DATASET ENTRIES:
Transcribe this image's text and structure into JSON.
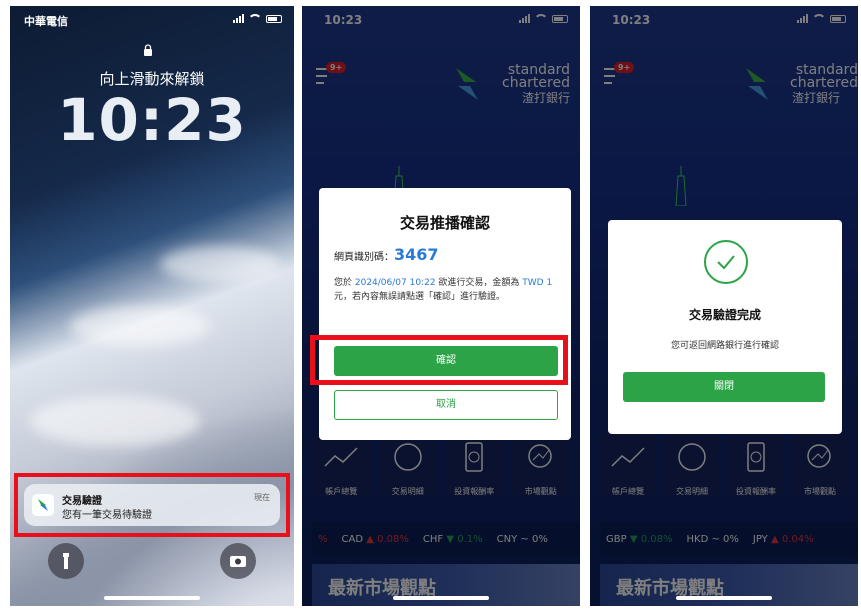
{
  "phone1": {
    "carrier": "中華電信",
    "unlock_hint": "向上滑動來解鎖",
    "time": "10:23",
    "notification": {
      "app": "交易驗證",
      "body": "您有一筆交易待驗證",
      "time": "現在"
    }
  },
  "app_common": {
    "time": "10:23",
    "badge": "9+",
    "brand_line1": "standard",
    "brand_line2": "chartered",
    "brand_cn": "渣打銀行",
    "tiles": [
      "帳戶總覽",
      "交易明細",
      "投資報酬率",
      "市場觀點"
    ],
    "banner": "最新市場觀點"
  },
  "phone2": {
    "ticker": [
      {
        "code": "%",
        "arrow": "",
        "change": ""
      },
      {
        "code": "CAD",
        "arrow": "▲",
        "change": "0.08%"
      },
      {
        "code": "CHF",
        "arrow": "▼",
        "change": "0.1%"
      },
      {
        "code": "CNY",
        "arrow": "~",
        "change": "0%"
      }
    ],
    "dialog": {
      "title": "交易推播確認",
      "code_label": "網頁識別碼：",
      "code": "3467",
      "text_pre": "您於 ",
      "datetime": "2024/06/07 10:22",
      "text_mid": " 欲進行交易，金額為 ",
      "amount": "TWD 1",
      "text_post": " 元，若內容無誤請點選「確認」進行驗證。",
      "confirm": "確認",
      "cancel": "取消"
    }
  },
  "phone3": {
    "ticker": [
      {
        "code": "GBP",
        "arrow": "▼",
        "change": "0.08%"
      },
      {
        "code": "HKD",
        "arrow": "~",
        "change": "0%"
      },
      {
        "code": "JPY",
        "arrow": "▲",
        "change": "0.04%"
      }
    ],
    "dialog": {
      "title": "交易驗證完成",
      "subtitle": "您可返回網路銀行進行確認",
      "close": "關閉"
    }
  },
  "colors": {
    "highlight": "#e8101b",
    "green": "#2ca346",
    "link_blue": "#2a7ad6",
    "app_blue": "#16308a"
  }
}
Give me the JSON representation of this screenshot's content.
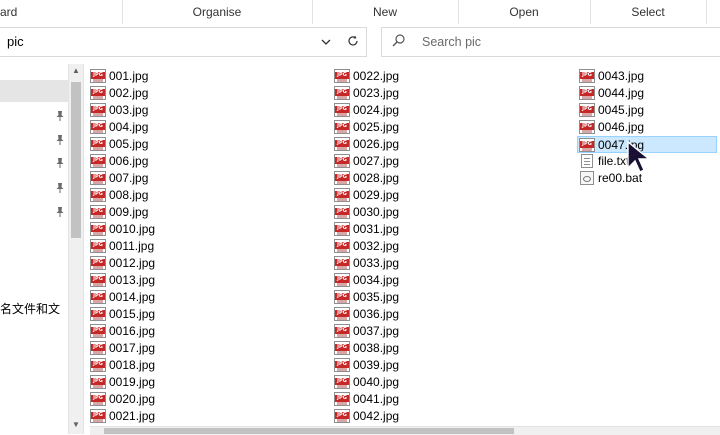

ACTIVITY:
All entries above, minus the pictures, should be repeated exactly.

THE ANSWER:
Transcribe this image's text and structure into JSON.
{
  "phone1": {
    "carrier": "中華電信",
    "unlock_hint": "向上滑動來解鎖",
    "time": "10:23",
    "notification": {
      "app": "交易驗證",
      "body": "您有一筆交易待驗證",
      "time": "現在"
    }
  },
  "app_common": {
    "time": "10:23",
    "badge": "9+",
    "brand_line1": "standard",
    "brand_line2": "chartered",
    "brand_cn": "渣打銀行",
    "tiles": [
      "帳戶總覽",
      "交易明細",
      "投資報酬率",
      "市場觀點"
    ],
    "banner": "最新市場觀點"
  },
  "phone2": {
    "ticker": [
      {
        "code": "%",
        "arrow": "",
        "change": ""
      },
      {
        "code": "CAD",
        "arrow": "▲",
        "change": "0.08%"
      },
      {
        "code": "CHF",
        "arrow": "▼",
        "change": "0.1%"
      },
      {
        "code": "CNY",
        "arrow": "~",
        "change": "0%"
      }
    ],
    "dialog": {
      "title": "交易推播確認",
      "code_label": "網頁識別碼：",
      "code": "3467",
      "text_pre": "您於 ",
      "datetime": "2024/06/07 10:22",
      "text_mid": " 欲進行交易，金額為 ",
      "amount": "TWD 1",
      "text_post": " 元，若內容無誤請點選「確認」進行驗證。",
      "confirm": "確認",
      "cancel": "取消"
    }
  },
  "phone3": {
    "ticker": [
      {
        "code": "GBP",
        "arrow": "▼",
        "change": "0.08%"
      },
      {
        "code": "HKD",
        "arrow": "~",
        "change": "0%"
      },
      {
        "code": "JPY",
        "arrow": "▲",
        "change": "0.04%"
      }
    ],
    "dialog": {
      "title": "交易驗證完成",
      "subtitle": "您可返回網路銀行進行確認",
      "close": "關閉"
    }
  },
  "colors": {
    "highlight": "#e8101b",
    "green": "#2ca346",
    "link_blue": "#2a7ad6",
    "app_blue": "#16308a"
  }
}
Give me the JSON representation of this screenshot's content.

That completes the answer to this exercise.